With the new floor in and toilet replaced, we can FINALLY install the new sink!
Because of how our pedestal sink is constructed, we had to anchor the basin into the wall, which meant we had to drill through tile into the wall / studs. We went out and got some glass and tile drill bits:
Per the sink instructions, we placed the basin on top of the pedestal where we wanted them to end up, marked where the holes in the basin lined up, and started drilling. Here is what the anchors looked like when they were first drilled in…
And how it looks with the basin ready to be attached to the anchors.
BUT, our instructions say that it’s easier to assemble the sink plumbing before attaching the basin, so let’s take the basin off the anchors and get the plumbing situated.
At this point I’d like to talk a little about plumber’s tape (also called teflon tape). Though I don’t know all of the technicals, plumber’s tape basically is a non-sticky tape that you can wrap around the threads on plumbing parts that help stop the joint from leaking. I will show you how to use plumber’s tape below but do not use it on all of the threads in this install; please feel free to use it anywhere that would make you more comfortable.
First thing is to get the faucet in, but don’t worry, I think most faucet sets are very user friendly these days 🙂 Simply drop the faucet into their respective holes on the top of the basin…
And hand-tighten the big plastic nuts onto the faucet valve, and the faucet is installed!
Now for the drain. Put the plastic “tail piece” (see below) up into the drain from the bottom…
Drop the top part of the drain (called a flange) on top of it, and hand-tighten them together.
You need to be sure that the pivot ball’s joint is facing the back of the sink so that you can install the lift rod next (that rod in a sink you can pull that stops the water from draining). Assembling this is pretty easy too: put the pivot ball into the joint and screw it in so you can still move that pivot lever up and down.
Next drop the lift rod into its hole in the faucet…
Attach the Clevis strap (yes, that’s actually the name of it) to the lift rod and thread the pivot lever through the most convenient hole in the Clevis strap (I just can’t get over that name!), and use the spring clip to hold the Clevis strap on.
Now you’re ready to bolt the basin onto the anchors in the wall!

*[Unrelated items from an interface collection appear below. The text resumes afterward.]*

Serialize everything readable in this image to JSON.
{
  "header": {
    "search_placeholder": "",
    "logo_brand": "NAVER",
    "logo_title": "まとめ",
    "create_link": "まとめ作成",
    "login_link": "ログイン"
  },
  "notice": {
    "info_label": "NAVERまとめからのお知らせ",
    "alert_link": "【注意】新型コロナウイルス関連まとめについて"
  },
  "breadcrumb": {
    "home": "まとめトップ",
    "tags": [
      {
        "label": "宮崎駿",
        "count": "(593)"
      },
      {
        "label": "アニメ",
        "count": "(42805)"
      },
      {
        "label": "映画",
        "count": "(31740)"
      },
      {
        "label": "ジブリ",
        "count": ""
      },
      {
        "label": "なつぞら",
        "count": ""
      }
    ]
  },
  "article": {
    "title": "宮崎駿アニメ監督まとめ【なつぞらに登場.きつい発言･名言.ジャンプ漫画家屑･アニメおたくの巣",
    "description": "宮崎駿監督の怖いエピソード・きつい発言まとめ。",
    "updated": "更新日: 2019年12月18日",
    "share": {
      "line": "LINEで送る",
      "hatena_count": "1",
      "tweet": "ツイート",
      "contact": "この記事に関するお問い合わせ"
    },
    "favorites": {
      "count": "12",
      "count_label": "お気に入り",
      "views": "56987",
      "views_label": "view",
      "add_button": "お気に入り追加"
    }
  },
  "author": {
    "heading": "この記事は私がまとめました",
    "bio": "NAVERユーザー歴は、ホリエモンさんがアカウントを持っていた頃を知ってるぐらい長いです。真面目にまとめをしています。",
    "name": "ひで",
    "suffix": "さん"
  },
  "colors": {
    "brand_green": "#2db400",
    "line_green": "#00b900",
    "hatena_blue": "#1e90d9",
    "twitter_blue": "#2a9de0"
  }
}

From here, it’s just a matter of hooking up the supply lines and connecting the drains (which is one of the first things we un-did when we started two days ago). First, screw the supply lines (one hot and one cold) into the bottom of the faucet.
Then I used plumber’s tape on the joint from the pipe in the floor to the supply lines. While you can put the plumber’s tape on either clockwise or counterclockwise, I have found it easier to put it on clockwise (the same direction you would turn to tighten) so that the loose end of the plumber’s tape is going the direction as you are tightening; this just means the tape won’t come unraveled as easily.
Connect the supply line to the pipe coming from the floor, and your sink now has water. But don’t turn it on just yet because we have to reconnect the drain (remember the p-trap?). First, slide the plastic nut and gasket onto the tail piece…
Reconnect p-trap to the drain and reassemble the rest of the drain. This can be pretty different depending on the install, but ours was pretty much just a longer PVC pipe connecting to the drain in the floor.
Turn the supply lines back on and turn the faucets on. Don’t celebrate just yet because you have to check for leaks. After you don’t find water on the floor or anywhere else you can do a celebratory dance! Check out the awesome new bathroom:
So we started with a simple sink replacement project and ended up basically redoing the entire bathroom just three days. Now that deserves a beer!